The Manchester International promises to be an exciting event featuring many who have competed at the 2018 Commonwealth Games and European Championships along with major junior competitions this year.
You can watch the action live on this page of runjumpthrow.com, with track and field coverage available on RunnerSpace in North America. Young Athletes kick off the afternoon at 2pm, with the main event running from 4pm to 9pm BST. The timetable is available here.
This International involves a match-up between a team of Great Britain juniors, England, Scotland, Wales, Northern Ireland, Iceland, the British Athletics League, and other guests.
Among the big names expected are European Championship athletes Jade Lally and Kirsty Law (discus), Sophie McKinna and Amelia Strickler (shot put), Kirsten McAslan (400m hurdles, down for 400m here), Chris Bennett (hammer), Allan Smith and David Smith (high jump) along with IAAF World under-20 champion Jake Norris (hammer) and European under-18 champions Max Burgin and Dominic Ogbechie (below).
Norris is the British junior record holder with a throw of 80.65m, while both Burgin and Ogbechie have set age 15 world bests in the last six months. The former ran 1:47.50 at the same Sportcity stadium in Manchester in May, before improving his personal best as a 16-year-old to 1:47.36 on his way to gold in Hungary.
Ogbechie’s 2.22m stunned the crowd at the England under-20 Indoor Championships (above), where he also won the long jump. If that’s not enough, he recently beat everyone in the 200m at the English Schools Championships.
Talking of sprints, in the women’s 100m, there should be a fascinating battle with the England senior champion Kimbely Baptiste, IAAF World Under-20 bronze medalist Kristal Awuah, 2016 world junior finalist Hannah Brier, Scottish champion Katy Wyper and Northern Ireland champion Lauren Roy all lining up.
Moving up to 400m and we hope to see Sadam Koumi, who has recently come first at both the English and Scottish Senior Championships. Alongside will be Grant Plenderleith, who he beat in the latter event in wet conditions over the weekend (below). Joining that duo are a pair who won world under-20 relay bronze in Finland last month. Joe Brier and Alex Haydock-Wilson are up against one another this time.

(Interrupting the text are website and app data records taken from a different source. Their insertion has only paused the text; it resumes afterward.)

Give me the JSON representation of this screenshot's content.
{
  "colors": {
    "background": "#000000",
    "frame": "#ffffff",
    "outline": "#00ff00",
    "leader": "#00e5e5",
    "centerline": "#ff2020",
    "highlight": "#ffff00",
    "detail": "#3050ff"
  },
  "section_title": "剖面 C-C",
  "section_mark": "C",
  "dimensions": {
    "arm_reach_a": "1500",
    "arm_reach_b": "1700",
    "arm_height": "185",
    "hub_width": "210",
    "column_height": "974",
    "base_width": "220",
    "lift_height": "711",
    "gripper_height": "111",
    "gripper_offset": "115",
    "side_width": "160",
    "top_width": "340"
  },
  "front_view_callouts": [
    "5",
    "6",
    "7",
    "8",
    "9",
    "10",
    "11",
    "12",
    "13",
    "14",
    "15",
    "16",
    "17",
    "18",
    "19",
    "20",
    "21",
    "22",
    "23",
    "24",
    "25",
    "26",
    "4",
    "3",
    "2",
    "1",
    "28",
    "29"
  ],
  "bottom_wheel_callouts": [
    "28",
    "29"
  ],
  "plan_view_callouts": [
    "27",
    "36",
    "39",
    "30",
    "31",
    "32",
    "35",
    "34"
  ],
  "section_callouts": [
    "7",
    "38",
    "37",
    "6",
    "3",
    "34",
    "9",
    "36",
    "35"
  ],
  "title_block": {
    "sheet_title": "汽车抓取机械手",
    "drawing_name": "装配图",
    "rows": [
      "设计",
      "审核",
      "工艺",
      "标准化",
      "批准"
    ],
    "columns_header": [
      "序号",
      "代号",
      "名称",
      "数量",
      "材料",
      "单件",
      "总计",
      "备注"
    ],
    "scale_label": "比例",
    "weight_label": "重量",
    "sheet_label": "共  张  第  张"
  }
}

Kirsten McAslan is expected to race over the flat, rather than the 400m hurdles which she switched to as her primary discipline in 2017, having won the Scottish title on her return from competing in Berlin on Sunday. Joining Kirsten is the English champion and 4x400m European indoor silver medalist Philippa Lowe and some great junior runners. English Schools champion Natasha Harrison was a European under-18 finalist last month and is joined by Welsh title winner Lauren Williams.
She also looks to have been chosen by the British junior team for the 400m hurdles. Incredibly, Lauren is now running six and a half seconds faster than her 64.55 hurdles PB in 2016, having clocked 58.09 at the Berlin Under-20 Match.
London 2017 world semi-finalist Jess Judd looks to be the favourite for the 1500m, where she’ll battle Commonwealth Youth Games winner Erin Wallace. Wallace’s fellow Scot, Mhairi Hendry, represented Great Britain at the world indoors in March after smashing her best with a 2:01.30 clocking.
The national champion from Grangemouth a couple of days ago could face a good fight with 2016 European Youth Champion Isabelle Boffey. Boffey had a disappointing world under-20 competition, but has continued to improve in 2018, winning her fourth consecutive national indoor title at age group level.
Elsewhere, the 100m hurdles looks like one to watch with England under-23 and senior champion Jessica Hunter (above), along with 2017 British indoor champion Mollie Courtney and Scottish champion Heather Paton, while it’ll be good to see Andrew Robertson and Edmond Amaning again after impressing in their respective 100m and 200m triumphs at the national championships in Manchester a couple of weeks ago.
A group of Icelandic athletes are taking part this year, who could be a somewhat unknown quantity for their UK rivals. Included is discus thrower Gudni Valur Gudnason, who has represented Iceland at the Olympics and European championships and has twice won the Games of the Small States of Europe.
His compatriot Hilmar Orn Jonsson has a 72.38 hammer PB and threw for Iceland at the IAAF World Championships in London last year. The University of Virginia man set that PR in Eugene last year.
The event also includes the England Athletics 10,000m Championships, which has 15 entrants. Please see the England Athletics website for all the team lists in full, while a timetable can be found here.